(Component data from apps and pages)
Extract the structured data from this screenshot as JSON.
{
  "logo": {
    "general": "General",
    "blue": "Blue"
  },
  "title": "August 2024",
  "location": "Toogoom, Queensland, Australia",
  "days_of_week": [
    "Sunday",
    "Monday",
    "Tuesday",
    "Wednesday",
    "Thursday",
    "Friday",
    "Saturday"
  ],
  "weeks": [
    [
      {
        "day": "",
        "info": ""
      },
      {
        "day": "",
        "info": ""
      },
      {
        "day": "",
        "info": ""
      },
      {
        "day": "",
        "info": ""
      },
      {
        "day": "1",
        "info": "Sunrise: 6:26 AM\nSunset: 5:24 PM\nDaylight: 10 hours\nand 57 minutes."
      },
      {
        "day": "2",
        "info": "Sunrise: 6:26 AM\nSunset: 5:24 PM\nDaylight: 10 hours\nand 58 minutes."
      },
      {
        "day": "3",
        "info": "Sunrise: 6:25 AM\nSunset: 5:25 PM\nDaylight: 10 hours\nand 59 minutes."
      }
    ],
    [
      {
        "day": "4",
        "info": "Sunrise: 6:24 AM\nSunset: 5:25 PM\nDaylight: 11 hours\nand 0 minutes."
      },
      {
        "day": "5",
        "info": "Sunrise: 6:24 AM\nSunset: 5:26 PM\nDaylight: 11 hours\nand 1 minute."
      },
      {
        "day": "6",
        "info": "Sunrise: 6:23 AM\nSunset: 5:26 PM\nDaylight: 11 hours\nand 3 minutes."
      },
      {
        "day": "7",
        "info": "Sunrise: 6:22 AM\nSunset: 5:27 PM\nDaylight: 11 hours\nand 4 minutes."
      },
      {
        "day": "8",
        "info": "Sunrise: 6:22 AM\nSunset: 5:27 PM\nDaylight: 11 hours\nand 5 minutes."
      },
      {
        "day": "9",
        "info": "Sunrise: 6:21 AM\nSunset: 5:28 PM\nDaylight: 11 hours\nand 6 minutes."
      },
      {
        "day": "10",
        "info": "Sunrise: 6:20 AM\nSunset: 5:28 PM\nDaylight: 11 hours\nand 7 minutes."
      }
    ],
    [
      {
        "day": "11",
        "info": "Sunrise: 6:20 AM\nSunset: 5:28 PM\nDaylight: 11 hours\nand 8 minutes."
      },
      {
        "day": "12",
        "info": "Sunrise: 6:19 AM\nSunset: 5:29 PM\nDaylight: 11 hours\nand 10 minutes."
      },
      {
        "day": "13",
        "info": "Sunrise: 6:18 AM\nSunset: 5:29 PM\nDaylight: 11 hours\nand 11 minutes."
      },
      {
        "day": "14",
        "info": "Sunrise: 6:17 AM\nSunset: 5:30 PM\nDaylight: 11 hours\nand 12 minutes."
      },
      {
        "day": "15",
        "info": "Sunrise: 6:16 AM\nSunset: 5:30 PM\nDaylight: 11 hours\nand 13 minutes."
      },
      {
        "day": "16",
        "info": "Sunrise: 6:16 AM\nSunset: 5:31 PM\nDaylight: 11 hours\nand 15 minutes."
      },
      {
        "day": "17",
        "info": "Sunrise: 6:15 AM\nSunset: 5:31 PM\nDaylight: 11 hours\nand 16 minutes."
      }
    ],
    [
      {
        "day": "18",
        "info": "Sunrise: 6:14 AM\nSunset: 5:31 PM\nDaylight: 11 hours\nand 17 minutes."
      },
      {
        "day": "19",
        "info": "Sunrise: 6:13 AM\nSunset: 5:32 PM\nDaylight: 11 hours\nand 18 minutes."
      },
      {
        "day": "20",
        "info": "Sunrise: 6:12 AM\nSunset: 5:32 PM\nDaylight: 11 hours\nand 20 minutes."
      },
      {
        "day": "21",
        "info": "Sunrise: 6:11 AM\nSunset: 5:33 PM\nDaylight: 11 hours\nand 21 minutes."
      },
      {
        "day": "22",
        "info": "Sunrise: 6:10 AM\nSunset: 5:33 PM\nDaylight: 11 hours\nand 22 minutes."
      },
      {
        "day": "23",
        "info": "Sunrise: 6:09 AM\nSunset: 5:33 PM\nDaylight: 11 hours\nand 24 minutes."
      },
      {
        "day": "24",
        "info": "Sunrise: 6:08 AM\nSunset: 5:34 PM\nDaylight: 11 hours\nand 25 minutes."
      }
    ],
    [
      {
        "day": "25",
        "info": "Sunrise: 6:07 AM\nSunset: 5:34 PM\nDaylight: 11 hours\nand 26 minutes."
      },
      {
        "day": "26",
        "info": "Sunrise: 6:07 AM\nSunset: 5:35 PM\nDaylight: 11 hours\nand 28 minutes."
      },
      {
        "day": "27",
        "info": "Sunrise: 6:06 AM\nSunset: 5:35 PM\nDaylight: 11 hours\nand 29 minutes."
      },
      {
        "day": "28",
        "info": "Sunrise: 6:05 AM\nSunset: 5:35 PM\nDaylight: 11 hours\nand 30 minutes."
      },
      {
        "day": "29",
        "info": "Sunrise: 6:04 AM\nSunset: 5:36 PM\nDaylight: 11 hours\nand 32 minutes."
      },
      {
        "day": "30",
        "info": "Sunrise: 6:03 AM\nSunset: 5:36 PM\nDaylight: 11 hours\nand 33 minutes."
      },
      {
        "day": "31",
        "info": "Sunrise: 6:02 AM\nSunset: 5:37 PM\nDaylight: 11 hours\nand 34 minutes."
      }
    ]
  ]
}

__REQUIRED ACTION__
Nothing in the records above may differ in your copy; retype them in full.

__ANSWER TO THE PROBLEM__
Extract the structured data from this screenshot as JSON.
{
  "logo": {
    "general": "General",
    "blue": "Blue"
  },
  "title": "August 2024",
  "location": "Toogoom, Queensland, Australia",
  "days_of_week": [
    "Sunday",
    "Monday",
    "Tuesday",
    "Wednesday",
    "Thursday",
    "Friday",
    "Saturday"
  ],
  "weeks": [
    [
      {
        "day": "",
        "info": ""
      },
      {
        "day": "",
        "info": ""
      },
      {
        "day": "",
        "info": ""
      },
      {
        "day": "",
        "info": ""
      },
      {
        "day": "1",
        "info": "Sunrise: 6:26 AM\nSunset: 5:24 PM\nDaylight: 10 hours\nand 57 minutes."
      },
      {
        "day": "2",
        "info": "Sunrise: 6:26 AM\nSunset: 5:24 PM\nDaylight: 10 hours\nand 58 minutes."
      },
      {
        "day": "3",
        "info": "Sunrise: 6:25 AM\nSunset: 5:25 PM\nDaylight: 10 hours\nand 59 minutes."
      }
    ],
    [
      {
        "day": "4",
        "info": "Sunrise: 6:24 AM\nSunset: 5:25 PM\nDaylight: 11 hours\nand 0 minutes."
      },
      {
        "day": "5",
        "info": "Sunrise: 6:24 AM\nSunset: 5:26 PM\nDaylight: 11 hours\nand 1 minute."
      },
      {
        "day": "6",
        "info": "Sunrise: 6:23 AM\nSunset: 5:26 PM\nDaylight: 11 hours\nand 3 minutes."
      },
      {
        "day": "7",
        "info": "Sunrise: 6:22 AM\nSunset: 5:27 PM\nDaylight: 11 hours\nand 4 minutes."
      },
      {
        "day": "8",
        "info": "Sunrise: 6:22 AM\nSunset: 5:27 PM\nDaylight: 11 hours\nand 5 minutes."
      },
      {
        "day": "9",
        "info": "Sunrise: 6:21 AM\nSunset: 5:28 PM\nDaylight: 11 hours\nand 6 minutes."
      },
      {
        "day": "10",
        "info": "Sunrise: 6:20 AM\nSunset: 5:28 PM\nDaylight: 11 hours\nand 7 minutes."
      }
    ],
    [
      {
        "day": "11",
        "info": "Sunrise: 6:20 AM\nSunset: 5:28 PM\nDaylight: 11 hours\nand 8 minutes."
      },
      {
        "day": "12",
        "info": "Sunrise: 6:19 AM\nSunset: 5:29 PM\nDaylight: 11 hours\nand 10 minutes."
      },
      {
        "day": "13",
        "info": "Sunrise: 6:18 AM\nSunset: 5:29 PM\nDaylight: 11 hours\nand 11 minutes."
      },
      {
        "day": "14",
        "info": "Sunrise: 6:17 AM\nSunset: 5:30 PM\nDaylight: 11 hours\nand 12 minutes."
      },
      {
        "day": "15",
        "info": "Sunrise: 6:16 AM\nSunset: 5:30 PM\nDaylight: 11 hours\nand 13 minutes."
      },
      {
        "day": "16",
        "info": "Sunrise: 6:16 AM\nSunset: 5:31 PM\nDaylight: 11 hours\nand 15 minutes."
      },
      {
        "day": "17",
        "info": "Sunrise: 6:15 AM\nSunset: 5:31 PM\nDaylight: 11 hours\nand 16 minutes."
      }
    ],
    [
      {
        "day": "18",
        "info": "Sunrise: 6:14 AM\nSunset: 5:31 PM\nDaylight: 11 hours\nand 17 minutes."
      },
      {
        "day": "19",
        "info": "Sunrise: 6:13 AM\nSunset: 5:32 PM\nDaylight: 11 hours\nand 18 minutes."
      },
      {
        "day": "20",
        "info": "Sunrise: 6:12 AM\nSunset: 5:32 PM\nDaylight: 11 hours\nand 20 minutes."
      },
      {
        "day": "21",
        "info": "Sunrise: 6:11 AM\nSunset: 5:33 PM\nDaylight: 11 hours\nand 21 minutes."
      },
      {
        "day": "22",
        "info": "Sunrise: 6:10 AM\nSunset: 5:33 PM\nDaylight: 11 hours\nand 22 minutes."
      },
      {
        "day": "23",
        "info": "Sunrise: 6:09 AM\nSunset: 5:33 PM\nDaylight: 11 hours\nand 24 minutes."
      },
      {
        "day": "24",
        "info": "Sunrise: 6:08 AM\nSunset: 5:34 PM\nDaylight: 11 hours\nand 25 minutes."
      }
    ],
    [
      {
        "day": "25",
        "info": "Sunrise: 6:07 AM\nSunset: 5:34 PM\nDaylight: 11 hours\nand 26 minutes."
      },
      {
        "day": "26",
        "info": "Sunrise: 6:07 AM\nSunset: 5:35 PM\nDaylight: 11 hours\nand 28 minutes."
      },
      {
        "day": "27",
        "info": "Sunrise: 6:06 AM\nSunset: 5:35 PM\nDaylight: 11 hours\nand 29 minutes."
      },
      {
        "day": "28",
        "info": "Sunrise: 6:05 AM\nSunset: 5:35 PM\nDaylight: 11 hours\nand 30 minutes."
      },
      {
        "day": "29",
        "info": "Sunrise: 6:04 AM\nSunset: 5:36 PM\nDaylight: 11 hours\nand 32 minutes."
      },
      {
        "day": "30",
        "info": "Sunrise: 6:03 AM\nSunset: 5:36 PM\nDaylight: 11 hours\nand 33 minutes."
      },
      {
        "day": "31",
        "info": "Sunrise: 6:02 AM\nSunset: 5:37 PM\nDaylight: 11 hours\nand 34 minutes."
      }
    ]
  ]
}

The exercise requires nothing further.